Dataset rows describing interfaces
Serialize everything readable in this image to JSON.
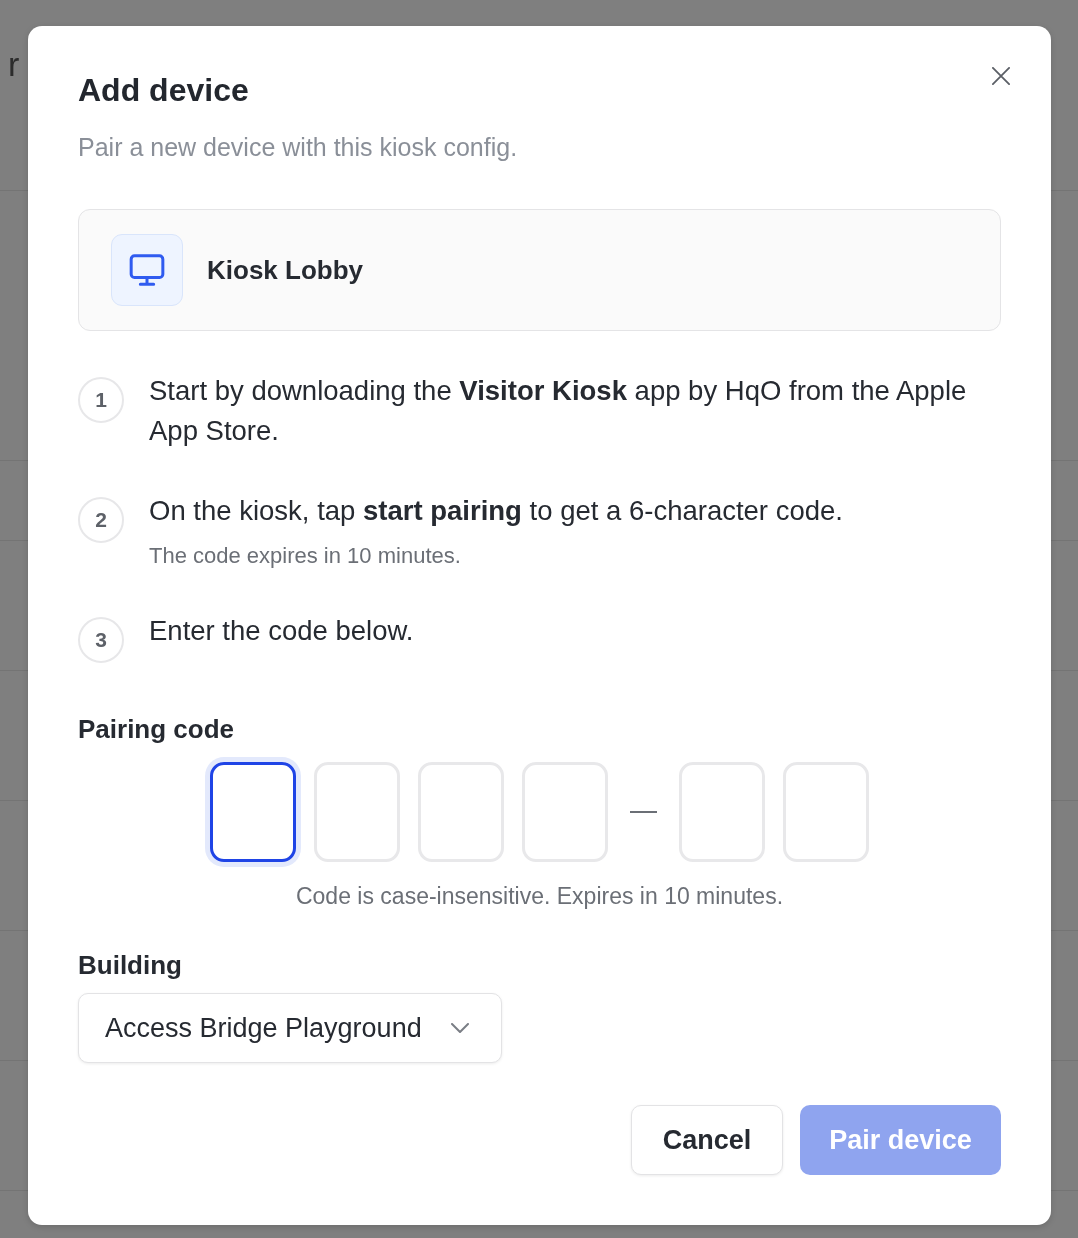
{
  "background": {
    "heading_fragment": "r"
  },
  "dialog": {
    "title": "Add device",
    "subtitle": "Pair a new device with this kiosk config."
  },
  "device": {
    "name": "Kiosk Lobby"
  },
  "steps": [
    {
      "number": "1",
      "text": "Start by downloading the **Visitor Kiosk** app by HqO from the Apple App Store."
    },
    {
      "number": "2",
      "text": "On the kiosk, tap **start pairing** to get a 6-character code.",
      "note": "The code expires in 10 minutes."
    },
    {
      "number": "3",
      "text": "Enter the code below."
    }
  ],
  "pairing_code": {
    "label": "Pairing code",
    "slots": [
      {
        "kind": "slot",
        "focused": true
      },
      {
        "kind": "slot",
        "focused": false
      },
      {
        "kind": "slot",
        "focused": false
      },
      {
        "kind": "slot",
        "focused": false
      },
      {
        "kind": "separator"
      },
      {
        "kind": "slot",
        "focused": false
      },
      {
        "kind": "slot",
        "focused": false
      }
    ],
    "hint": "Code is case-insensitive. Expires in 10 minutes."
  },
  "building": {
    "label": "Building",
    "value": "Access Bridge Playground"
  },
  "buttons": [
    {
      "label": "Cancel",
      "kind": "secondary",
      "disabled": false
    },
    {
      "label": "Pair device",
      "kind": "primary",
      "disabled": true
    }
  ]
}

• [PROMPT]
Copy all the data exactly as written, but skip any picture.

• [RESPONSE TO THIS EXERCISE]
Serialize everything readable in this image to JSON.
{
  "background": {
    "heading_fragment": "r"
  },
  "dialog": {
    "title": "Add device",
    "subtitle": "Pair a new device with this kiosk config."
  },
  "device": {
    "name": "Kiosk Lobby"
  },
  "steps": [
    {
      "number": "1",
      "text": "Start by downloading the **Visitor Kiosk** app by HqO from the Apple App Store."
    },
    {
      "number": "2",
      "text": "On the kiosk, tap **start pairing** to get a 6-character code.",
      "note": "The code expires in 10 minutes."
    },
    {
      "number": "3",
      "text": "Enter the code below."
    }
  ],
  "pairing_code": {
    "label": "Pairing code",
    "slots": [
      {
        "kind": "slot",
        "focused": true
      },
      {
        "kind": "slot",
        "focused": false
      },
      {
        "kind": "slot",
        "focused": false
      },
      {
        "kind": "slot",
        "focused": false
      },
      {
        "kind": "separator"
      },
      {
        "kind": "slot",
        "focused": false
      },
      {
        "kind": "slot",
        "focused": false
      }
    ],
    "hint": "Code is case-insensitive. Expires in 10 minutes."
  },
  "building": {
    "label": "Building",
    "value": "Access Bridge Playground"
  },
  "buttons": [
    {
      "label": "Cancel",
      "kind": "secondary",
      "disabled": false
    },
    {
      "label": "Pair device",
      "kind": "primary",
      "disabled": true
    }
  ]
}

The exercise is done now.